Miraculin & Sweet Proteins
What else is out there? There are a few proteins that are similar to Miraculin but do not turn sour into sweet like the miraculous Miraculin.
Brazzein is a sweet tasting protein, unlike Miraculin. It is derived from the plant Oubli (Pentadiplandra brazzeana Baillon) in West Africa. This protein is found to be 500-2000 times sweeter than sucrose, Miraculin is 400,000 times sweeter. Brazzein is commonly consumed by monkeys, bonobos, and humans and were the first to test its sweet properties. The fruits from the Oubli are sweet tasting alongside the protein and are safe for use for people with diabetes. Brazzein can withstand heat the best which makes it the top protein to use in foods. Unfortunately, it is not considered “Generally Recognized As Safe” by the FDA as of December 2021.
So why is this not commercially available? As of 2018, the fruit is protected by biodiversity laws which proves to be difficult. A UK based company, Magellan Life Sciences had a UK patent-pending solution to ferment the protein in order to create commercial quantities. In 2007, a company in Los Angeles, Natur Research Ingredients, created a Brazzein product called Cweet to replace table sugar but have not seemed to be able to commercialize the product in the United States.
Pentadin is also a natural sweetener very similar to Miraculin. This protein comes from the same fruit as Brazzein and has many of the same properties. They were discovered around the same time but Pentadin does not prove as useful as Brazzein, however, could be a supplemental for its twin protein.
By Wildeman, E. de, died 24 July 1947 see Wildeman, E. de (Emile) 1866-1947 - http://126.96.36.199/plantillustrations/public_html/ILLUSTRATIONS_full_size_/175372.jpg, Public Domain, https://commons.wikimedia.org/w/index.php?curid=61464471
MonellinMonellin, also known as the serendipity berry, is eaten by old world primates and humans in West Africa. This protein is 800-2000 times sweeter than sucrose, but differs in that the sweet effect is slow. Unlike Miraculin, which is immediate, it takes time for Monellin to sweeten your taste buds. Similar to Miraculin, this protein is pH dependent and cannot be heated as it will destroy the sweet properties. Monellin is best used as a tabletop sweetener, since it is water soluble, and is safe for those with diabetes. This is one of the only proteins that can be grown in yeast which produces a sweetening agent that is 4000 times more potent than sucrose. Luckily, Monellin has been deemed safe for consumption in Japan but not in the EU or the United States.
Thaumatin is different from these proteins above in that it is a flavoring agent and not necessarily a sweetener, even though it is 100,000 times sweeter than sucrose.
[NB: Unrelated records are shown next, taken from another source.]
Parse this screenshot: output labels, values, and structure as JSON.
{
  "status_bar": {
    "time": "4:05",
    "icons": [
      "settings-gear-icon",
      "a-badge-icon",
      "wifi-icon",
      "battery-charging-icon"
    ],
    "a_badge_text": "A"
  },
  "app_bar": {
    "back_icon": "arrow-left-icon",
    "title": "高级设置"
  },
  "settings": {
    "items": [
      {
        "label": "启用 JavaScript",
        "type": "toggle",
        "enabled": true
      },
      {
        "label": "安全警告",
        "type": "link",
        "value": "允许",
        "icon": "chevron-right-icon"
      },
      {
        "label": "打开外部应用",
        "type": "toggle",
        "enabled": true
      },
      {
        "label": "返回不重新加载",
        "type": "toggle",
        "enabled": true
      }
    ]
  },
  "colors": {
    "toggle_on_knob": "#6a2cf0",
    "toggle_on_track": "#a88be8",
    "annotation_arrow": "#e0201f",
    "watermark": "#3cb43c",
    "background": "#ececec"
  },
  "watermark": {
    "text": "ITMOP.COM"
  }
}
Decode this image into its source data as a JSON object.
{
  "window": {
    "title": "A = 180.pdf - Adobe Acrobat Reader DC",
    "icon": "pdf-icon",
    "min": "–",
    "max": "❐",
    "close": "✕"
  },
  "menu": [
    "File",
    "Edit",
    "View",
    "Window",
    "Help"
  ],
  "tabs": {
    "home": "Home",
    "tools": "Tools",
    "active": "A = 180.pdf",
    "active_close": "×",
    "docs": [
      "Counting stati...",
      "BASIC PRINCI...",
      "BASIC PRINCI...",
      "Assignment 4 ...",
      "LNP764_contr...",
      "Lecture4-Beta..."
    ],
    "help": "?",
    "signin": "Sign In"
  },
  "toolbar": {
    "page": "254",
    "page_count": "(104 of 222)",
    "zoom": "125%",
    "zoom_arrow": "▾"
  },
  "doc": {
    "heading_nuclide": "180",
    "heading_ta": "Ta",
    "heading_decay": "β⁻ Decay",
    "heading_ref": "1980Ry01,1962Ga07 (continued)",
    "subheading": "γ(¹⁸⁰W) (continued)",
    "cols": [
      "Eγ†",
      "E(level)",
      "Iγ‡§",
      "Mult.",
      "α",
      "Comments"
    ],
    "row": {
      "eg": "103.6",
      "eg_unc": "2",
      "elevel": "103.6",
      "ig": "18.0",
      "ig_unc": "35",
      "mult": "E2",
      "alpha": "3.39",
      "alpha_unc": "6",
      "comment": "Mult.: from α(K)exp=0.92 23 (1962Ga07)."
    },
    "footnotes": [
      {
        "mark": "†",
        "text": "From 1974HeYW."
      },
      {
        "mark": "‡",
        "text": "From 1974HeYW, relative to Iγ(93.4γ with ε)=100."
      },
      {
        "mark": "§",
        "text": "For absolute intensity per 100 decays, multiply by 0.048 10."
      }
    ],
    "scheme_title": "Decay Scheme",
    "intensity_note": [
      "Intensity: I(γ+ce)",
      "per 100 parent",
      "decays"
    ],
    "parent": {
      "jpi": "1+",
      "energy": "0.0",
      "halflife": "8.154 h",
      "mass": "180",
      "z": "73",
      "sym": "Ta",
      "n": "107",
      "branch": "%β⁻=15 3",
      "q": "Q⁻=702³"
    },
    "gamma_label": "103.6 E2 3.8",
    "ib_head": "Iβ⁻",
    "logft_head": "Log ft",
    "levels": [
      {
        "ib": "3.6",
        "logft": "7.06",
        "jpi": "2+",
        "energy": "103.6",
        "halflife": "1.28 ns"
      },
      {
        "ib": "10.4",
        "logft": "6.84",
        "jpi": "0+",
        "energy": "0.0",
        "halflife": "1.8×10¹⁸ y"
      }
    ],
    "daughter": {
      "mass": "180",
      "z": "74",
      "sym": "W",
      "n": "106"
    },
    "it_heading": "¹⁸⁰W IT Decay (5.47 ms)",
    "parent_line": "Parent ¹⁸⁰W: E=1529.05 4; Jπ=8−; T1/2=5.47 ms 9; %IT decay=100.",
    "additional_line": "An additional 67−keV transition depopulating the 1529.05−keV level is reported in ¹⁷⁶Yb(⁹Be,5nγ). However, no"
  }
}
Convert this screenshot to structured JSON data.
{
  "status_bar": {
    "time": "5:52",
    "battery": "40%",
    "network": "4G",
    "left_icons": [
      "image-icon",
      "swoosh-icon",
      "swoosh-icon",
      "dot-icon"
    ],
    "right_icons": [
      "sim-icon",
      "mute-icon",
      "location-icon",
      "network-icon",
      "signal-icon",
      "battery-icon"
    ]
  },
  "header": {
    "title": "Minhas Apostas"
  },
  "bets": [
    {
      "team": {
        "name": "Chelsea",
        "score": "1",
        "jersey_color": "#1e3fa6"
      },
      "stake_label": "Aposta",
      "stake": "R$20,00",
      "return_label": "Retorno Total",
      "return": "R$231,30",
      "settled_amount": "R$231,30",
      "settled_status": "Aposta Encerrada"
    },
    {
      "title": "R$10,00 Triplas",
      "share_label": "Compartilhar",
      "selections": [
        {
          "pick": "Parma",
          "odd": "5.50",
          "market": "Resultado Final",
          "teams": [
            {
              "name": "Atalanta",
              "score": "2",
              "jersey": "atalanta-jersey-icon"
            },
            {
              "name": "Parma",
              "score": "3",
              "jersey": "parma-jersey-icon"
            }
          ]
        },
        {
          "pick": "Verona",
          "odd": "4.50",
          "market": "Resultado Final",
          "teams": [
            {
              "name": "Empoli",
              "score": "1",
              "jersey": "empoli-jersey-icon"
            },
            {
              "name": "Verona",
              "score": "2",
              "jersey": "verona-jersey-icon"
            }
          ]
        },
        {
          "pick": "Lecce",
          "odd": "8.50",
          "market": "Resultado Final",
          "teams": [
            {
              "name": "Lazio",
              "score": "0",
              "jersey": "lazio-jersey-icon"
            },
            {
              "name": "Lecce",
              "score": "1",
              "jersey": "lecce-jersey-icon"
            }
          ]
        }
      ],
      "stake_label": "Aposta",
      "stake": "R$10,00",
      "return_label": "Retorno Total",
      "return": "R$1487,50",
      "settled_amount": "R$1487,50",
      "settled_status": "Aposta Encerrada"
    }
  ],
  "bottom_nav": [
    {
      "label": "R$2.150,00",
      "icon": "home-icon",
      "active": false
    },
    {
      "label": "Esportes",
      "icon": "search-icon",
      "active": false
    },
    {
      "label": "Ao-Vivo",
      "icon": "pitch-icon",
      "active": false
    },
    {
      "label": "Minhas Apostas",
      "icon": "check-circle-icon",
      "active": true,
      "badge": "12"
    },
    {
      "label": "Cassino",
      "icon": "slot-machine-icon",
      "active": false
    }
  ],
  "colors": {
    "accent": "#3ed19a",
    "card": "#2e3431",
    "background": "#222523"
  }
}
It is derived from the Katemfre fruit in West Africa. Similar to Monellin, its sweetness effects builds very slowly and lasts an adequate amount of time. Thaumatin has an after taste similar to liquorice. This protein is the best for foods as it is water soluble and stable to heating and acids. The downside to thaumatin is that it is crystallized very easily and when converted into a powder form, can be an allergen for people. However, this diminishes when it is turned into a liquid. Thaumatin has been deemed “Generally Recognized As Safe", in the U.S. but only as a flavoring agent and not a sweetener. In Israel, Japan, and the EU, it is considered safe for consumption as a sweetener.
In 1990, the fruit of a Curculigo Larifolia, in Malaysia, was discovered to have the same sweetening properties as Miraculin, and the fruit itself was sweet. This protein is different from the others in that it makes water taste sweet. Yes you read that right, sweet water. Curculin does have a shorter sweetening time. With water, it lasts around 5 minutes as with citric acid based beverages, it lasts 10 minutes. When two positively charged ions come together, specifically magnesium or calcium, or is exposed to heat, it reduces the capabilities of the sweetness. These type of ions can be found in everyday foods such as leafy greens, fish, yogurt, and avocados. Curculin does not have much research and has yet to be approved for use in any country besides Japan, who approved it as a food additive.
By Picture taken by: User:BotBln, CC BY-SA 3.0, https://commons.wikimedia.org/w/index.php?curid=658520